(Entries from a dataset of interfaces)
----------
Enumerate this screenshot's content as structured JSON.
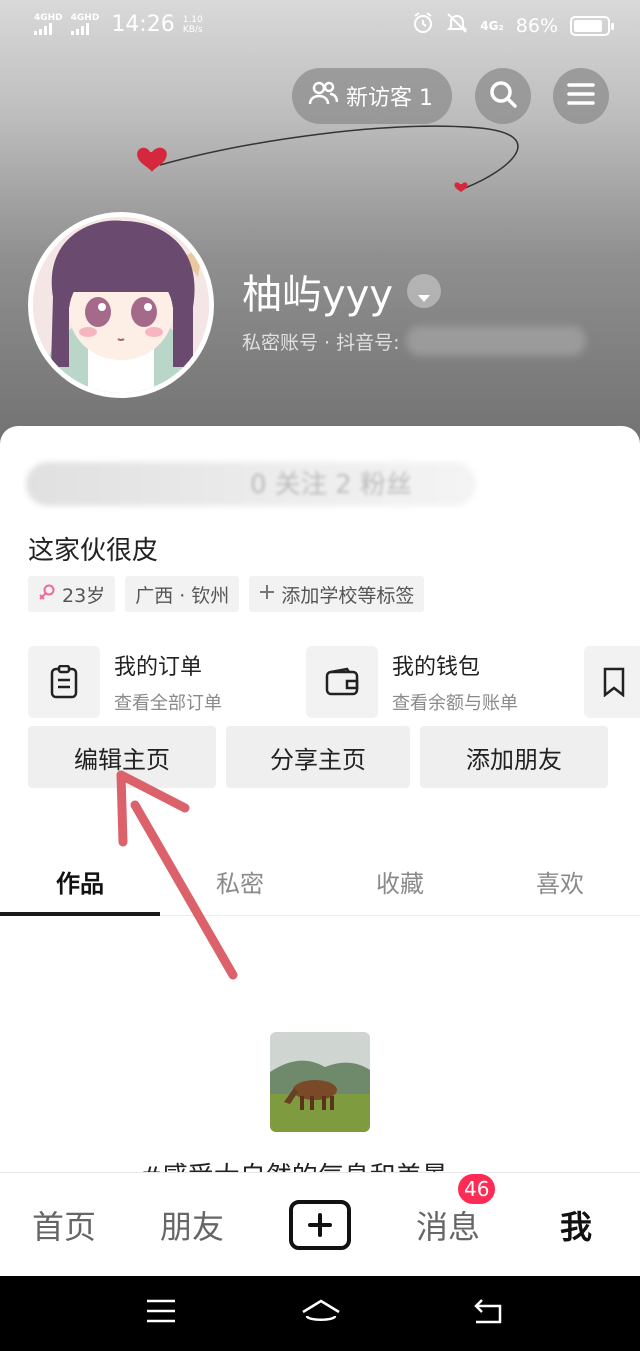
{
  "status_bar": {
    "signal_1": "4GHD",
    "signal_2": "4GHD",
    "time": "14:26",
    "net_speed_value": "1.10",
    "net_speed_unit": "KB/s",
    "network_type": "4G₂",
    "battery_percent": "86%",
    "battery_level": 0.86
  },
  "header": {
    "visitor_button_label": "新访客 1",
    "icons": [
      "users-icon",
      "search-icon",
      "menu-icon"
    ]
  },
  "profile": {
    "username": "柚屿yyy",
    "account_info": "私密账号 · 抖音号:",
    "stats_partial": "0 关注   2 粉丝",
    "bio": "这家伙很皮",
    "tags": [
      {
        "icon": "female-icon",
        "label": "23岁"
      },
      {
        "icon": "",
        "label": "广西 · 钦州"
      },
      {
        "icon": "plus-icon",
        "label": "添加学校等标签"
      }
    ]
  },
  "services": [
    {
      "icon": "order-icon",
      "title": "我的订单",
      "subtitle": "查看全部订单"
    },
    {
      "icon": "wallet-icon",
      "title": "我的钱包",
      "subtitle": "查看余额与账单"
    }
  ],
  "actions": {
    "edit": "编辑主页",
    "share": "分享主页",
    "add_friend": "添加朋友"
  },
  "tabs": [
    "作品",
    "私密",
    "收藏",
    "喜欢"
  ],
  "active_tab": "作品",
  "content": {
    "hashtag_partial": "#感受大自然的气息和美景"
  },
  "bottom_nav": {
    "home": "首页",
    "friends": "朋友",
    "messages": "消息",
    "messages_badge": "46",
    "me": "我"
  },
  "colors": {
    "badge": "#fe2c55",
    "arrow": "#d95a62",
    "heart": "#d6283d"
  }
}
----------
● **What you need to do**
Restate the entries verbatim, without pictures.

● **Output below**
Enumerate this screenshot's content as structured JSON.
{
  "status_bar": {
    "signal_1": "4GHD",
    "signal_2": "4GHD",
    "time": "14:26",
    "net_speed_value": "1.10",
    "net_speed_unit": "KB/s",
    "network_type": "4G₂",
    "battery_percent": "86%",
    "battery_level": 0.86
  },
  "header": {
    "visitor_button_label": "新访客 1",
    "icons": [
      "users-icon",
      "search-icon",
      "menu-icon"
    ]
  },
  "profile": {
    "username": "柚屿yyy",
    "account_info": "私密账号 · 抖音号:",
    "stats_partial": "0 关注   2 粉丝",
    "bio": "这家伙很皮",
    "tags": [
      {
        "icon": "female-icon",
        "label": "23岁"
      },
      {
        "icon": "",
        "label": "广西 · 钦州"
      },
      {
        "icon": "plus-icon",
        "label": "添加学校等标签"
      }
    ]
  },
  "services": [
    {
      "icon": "order-icon",
      "title": "我的订单",
      "subtitle": "查看全部订单"
    },
    {
      "icon": "wallet-icon",
      "title": "我的钱包",
      "subtitle": "查看余额与账单"
    }
  ],
  "actions": {
    "edit": "编辑主页",
    "share": "分享主页",
    "add_friend": "添加朋友"
  },
  "tabs": [
    "作品",
    "私密",
    "收藏",
    "喜欢"
  ],
  "active_tab": "作品",
  "content": {
    "hashtag_partial": "#感受大自然的气息和美景"
  },
  "bottom_nav": {
    "home": "首页",
    "friends": "朋友",
    "messages": "消息",
    "messages_badge": "46",
    "me": "我"
  },
  "colors": {
    "badge": "#fe2c55",
    "arrow": "#d95a62",
    "heart": "#d6283d"
  }
}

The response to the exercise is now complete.